The World Health Organization declared the coronavirus, which has spread to over 110 countries, a pandemic on Wednesday.
The growing spread of coronavirus has caused a surge in demand for certain jobs, as US companies look for ways to address the outbreak and the anxiety around it.
Job-posting site Glassdoor recently published an Economic Research report about how workers are reacting to coronavirus. Daniel Zhao, a Glassdoor senior economist and data scientist, wrote in the report that the company has noticed an increase in job postings for researchers and healthcare professionals specifically asking for people who can help with coronavirus-related communications, research, or medical assistance.
The examples listed in the report tend to be companies looking for immediate hires, as well as temporary roles. However, Zhao told Business Insider, "we don't know yet how the outbreak will evolve or how long these workers will be needed."
In Washington, The Bill & Melinda Gates Foundation recently posted several positions for their newly formed COVID-19 Response team. The positions include program manager and associate strategy officer that will last until the end of December.
"Regardless, many of the jobs appearing involve portable skills. For example, crisis communication skills are becoming more and more useful in a wide variety of contexts, so it's important for businesses to build that muscle for the long term," Zhao said.
Read on to find out which occupations the report mentioned saw an increase in postings related to coronavirus, along with their average work responsibilities according to the Occupational Information Network (O*NET) and 2018 median annual salaries as listed by the US Bureau of Labor Statistics.
One of the listed healthcare occupations that medical organizations are hoping to hire are registered nurses that can help with coronavirus screening as it continues to spread globally.
Coronavirus has already killed nine people in Washington state, with over 100 confirmed cases across the US. It has spread across 70 countries, with the highest number of cases reported in China.
The report mentioned a job posting looking for a registered nurse to help with screenings in airports and at a quarantine location within a military base (this position has since been filled, according to Glassdoor). A similar positing is seeking a nurse to help the CDC in several airport locations, including Newark, New Jersey; Dallas, Texas; and Honolulu, Hawaii.
Healthcare workers such as respiratory therapists and nurses are one of the job industries most at risk of coronavirus because of their close contact with patients, inability to work from home, and frequent exposure to diseases, according to Business Insider's analysis on O*NET work factors.
Registered nurses made a median annual salary of $71,730 in 2018.
Glassdoor noted that not only is there a need for people to help patients diagnosed with coronavirus, there's also a need for people to look at data related to the disease.
Data is playing an important role during the outbreak, as it helps understand the severity level of the outbreak by examining the estimated number of cases in reported countries — although the exact number of cases is difficult to collect, according to The Atlantic. It's also helpful for investors to examine economic activity, according to Marketwatch.
One of the companies looking to fulfill an immediate contract data specialist is Translators Without Borders. They are seeking a person who can work remotely to analyze and make sense of data related to the coronavirus outbreak.
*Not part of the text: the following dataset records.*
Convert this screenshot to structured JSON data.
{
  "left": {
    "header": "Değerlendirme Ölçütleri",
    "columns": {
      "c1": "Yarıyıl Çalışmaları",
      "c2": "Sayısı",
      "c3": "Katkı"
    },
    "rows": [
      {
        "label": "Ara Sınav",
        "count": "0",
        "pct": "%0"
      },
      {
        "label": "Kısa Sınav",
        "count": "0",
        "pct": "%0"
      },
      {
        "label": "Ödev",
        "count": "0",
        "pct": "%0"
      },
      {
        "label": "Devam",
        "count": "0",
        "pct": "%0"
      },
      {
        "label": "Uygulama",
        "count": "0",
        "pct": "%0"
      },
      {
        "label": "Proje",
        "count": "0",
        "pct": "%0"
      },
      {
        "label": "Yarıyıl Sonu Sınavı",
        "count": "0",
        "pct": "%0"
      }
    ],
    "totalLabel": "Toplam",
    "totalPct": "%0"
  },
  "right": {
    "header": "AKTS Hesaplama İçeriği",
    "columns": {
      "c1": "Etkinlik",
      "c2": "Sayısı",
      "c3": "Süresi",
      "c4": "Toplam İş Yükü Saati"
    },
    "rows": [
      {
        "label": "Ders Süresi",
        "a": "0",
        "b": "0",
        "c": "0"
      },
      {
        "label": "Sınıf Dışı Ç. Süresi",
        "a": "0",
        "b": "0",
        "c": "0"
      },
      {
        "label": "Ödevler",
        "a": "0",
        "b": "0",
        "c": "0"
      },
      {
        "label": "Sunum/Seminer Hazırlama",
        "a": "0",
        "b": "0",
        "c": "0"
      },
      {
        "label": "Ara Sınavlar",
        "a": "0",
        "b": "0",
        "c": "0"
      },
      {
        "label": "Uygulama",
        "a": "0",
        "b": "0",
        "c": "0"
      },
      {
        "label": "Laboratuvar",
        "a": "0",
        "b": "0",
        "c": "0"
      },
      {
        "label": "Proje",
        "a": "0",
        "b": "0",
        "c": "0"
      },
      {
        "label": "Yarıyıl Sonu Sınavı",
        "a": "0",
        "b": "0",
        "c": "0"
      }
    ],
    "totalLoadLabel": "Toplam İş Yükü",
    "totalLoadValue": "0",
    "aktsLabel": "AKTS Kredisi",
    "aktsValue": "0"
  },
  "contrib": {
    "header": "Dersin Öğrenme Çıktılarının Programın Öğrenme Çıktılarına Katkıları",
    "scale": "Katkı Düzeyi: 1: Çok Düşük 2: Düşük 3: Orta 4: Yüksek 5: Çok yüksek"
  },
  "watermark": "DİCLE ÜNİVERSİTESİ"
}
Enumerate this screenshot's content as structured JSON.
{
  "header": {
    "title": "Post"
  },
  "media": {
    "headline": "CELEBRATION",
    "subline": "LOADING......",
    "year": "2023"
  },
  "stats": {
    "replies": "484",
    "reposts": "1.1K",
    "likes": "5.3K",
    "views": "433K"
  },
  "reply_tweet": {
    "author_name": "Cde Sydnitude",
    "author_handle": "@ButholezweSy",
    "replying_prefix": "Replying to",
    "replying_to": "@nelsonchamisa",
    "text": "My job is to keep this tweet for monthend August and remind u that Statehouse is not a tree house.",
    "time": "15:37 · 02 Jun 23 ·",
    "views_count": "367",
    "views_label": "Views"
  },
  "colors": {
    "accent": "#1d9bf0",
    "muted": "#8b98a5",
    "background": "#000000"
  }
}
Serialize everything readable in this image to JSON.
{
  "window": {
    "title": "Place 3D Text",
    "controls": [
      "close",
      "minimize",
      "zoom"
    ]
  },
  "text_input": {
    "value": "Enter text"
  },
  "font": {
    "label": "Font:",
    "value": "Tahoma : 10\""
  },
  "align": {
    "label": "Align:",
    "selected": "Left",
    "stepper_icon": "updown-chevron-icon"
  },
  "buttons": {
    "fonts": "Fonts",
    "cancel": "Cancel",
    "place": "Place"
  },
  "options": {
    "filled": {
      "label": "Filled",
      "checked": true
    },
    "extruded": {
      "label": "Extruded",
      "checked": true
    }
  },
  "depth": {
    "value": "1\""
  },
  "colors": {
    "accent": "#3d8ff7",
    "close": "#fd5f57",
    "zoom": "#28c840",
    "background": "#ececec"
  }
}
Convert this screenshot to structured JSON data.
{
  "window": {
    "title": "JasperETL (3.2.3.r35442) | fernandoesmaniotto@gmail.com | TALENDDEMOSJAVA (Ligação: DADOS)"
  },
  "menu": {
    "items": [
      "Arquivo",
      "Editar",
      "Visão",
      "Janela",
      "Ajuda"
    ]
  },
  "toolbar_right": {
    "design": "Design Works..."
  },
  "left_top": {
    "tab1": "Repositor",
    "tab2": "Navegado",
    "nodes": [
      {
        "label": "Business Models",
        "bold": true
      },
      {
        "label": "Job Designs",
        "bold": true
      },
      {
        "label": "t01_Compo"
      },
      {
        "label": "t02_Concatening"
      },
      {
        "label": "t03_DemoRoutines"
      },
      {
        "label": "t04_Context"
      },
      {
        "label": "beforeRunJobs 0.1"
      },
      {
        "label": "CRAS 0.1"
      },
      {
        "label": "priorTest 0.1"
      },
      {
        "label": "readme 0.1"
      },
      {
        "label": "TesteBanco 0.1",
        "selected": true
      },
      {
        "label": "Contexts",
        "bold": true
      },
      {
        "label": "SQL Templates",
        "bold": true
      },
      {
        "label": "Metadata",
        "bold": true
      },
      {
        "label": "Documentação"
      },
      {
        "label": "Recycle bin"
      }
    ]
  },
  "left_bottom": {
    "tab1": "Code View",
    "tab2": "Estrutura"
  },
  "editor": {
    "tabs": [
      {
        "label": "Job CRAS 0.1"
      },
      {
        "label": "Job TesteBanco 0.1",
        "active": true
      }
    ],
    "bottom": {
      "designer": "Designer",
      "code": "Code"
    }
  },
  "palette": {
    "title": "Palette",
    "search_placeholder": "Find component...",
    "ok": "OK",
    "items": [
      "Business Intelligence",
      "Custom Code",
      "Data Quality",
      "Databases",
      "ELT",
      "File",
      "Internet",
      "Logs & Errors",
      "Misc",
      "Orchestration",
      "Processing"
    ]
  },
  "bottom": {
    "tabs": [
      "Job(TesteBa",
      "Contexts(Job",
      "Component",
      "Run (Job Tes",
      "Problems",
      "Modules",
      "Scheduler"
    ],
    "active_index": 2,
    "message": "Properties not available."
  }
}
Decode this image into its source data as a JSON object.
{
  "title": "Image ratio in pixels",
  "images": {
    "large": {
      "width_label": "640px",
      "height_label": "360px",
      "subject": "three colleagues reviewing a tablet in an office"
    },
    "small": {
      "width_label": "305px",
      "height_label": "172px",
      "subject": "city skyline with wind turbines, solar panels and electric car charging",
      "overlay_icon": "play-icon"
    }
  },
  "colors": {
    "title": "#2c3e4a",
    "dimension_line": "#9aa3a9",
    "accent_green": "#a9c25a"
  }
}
According to O*NET's information on computer systems analysts, the job requires people who are analytical thinkers, pay attention to details, and are adaptable to changes. The profession doesn't necessarily require a bachelor's degree.
A typical median annual salary is over $87,000, according to 2018 BLS data.
The report noted scientists are needed for testing and reviewing lab data related to the coronavirus. Researchers are playing a vital role in discovering information about the outbreak.
Interestingly, the way scientists are communicating is changing as a response to the outbreak. According to Science Magazine, many scientists are using Slack to help communicate their findings to scientists in different locations.
The magazine wrote "the intense communication has catalyzed an unusual level of collaboration among scientists that, combined with scientific advances, has enabled research to move faster than during any previous outbreak."
One of the job postings for "scientist" on Glassdoor is from staffing agency Kelly Services. The company is looking for a microbiologist to immediately fill a contract position at one of their healthcare client organizations.
According to O*NET, a microbiologist's top required skills include analytical know-how and inductive reasoning to draw conclusions. Attention to detail, integrity, and analytical thinking were the top three work styles that employees of this occupation find the most important to have.
A microbiologist's typical salary in 2018 was $71,650.
In addition to conducting medical research and assisting patients with coronavirus, Glassdoor also saw companies seeking professionals who can share news and inform readers all about the outbreak. One of the staffing agencies listed in the report hopes to find a communications consultant who can write advice regarding the outbreak in various languages.
According to O*NET, communication specialists typically need a bachelor's degree and work experience related to communications or public relations. They typically earn around $60,000 a year, according to 2018 BLS data.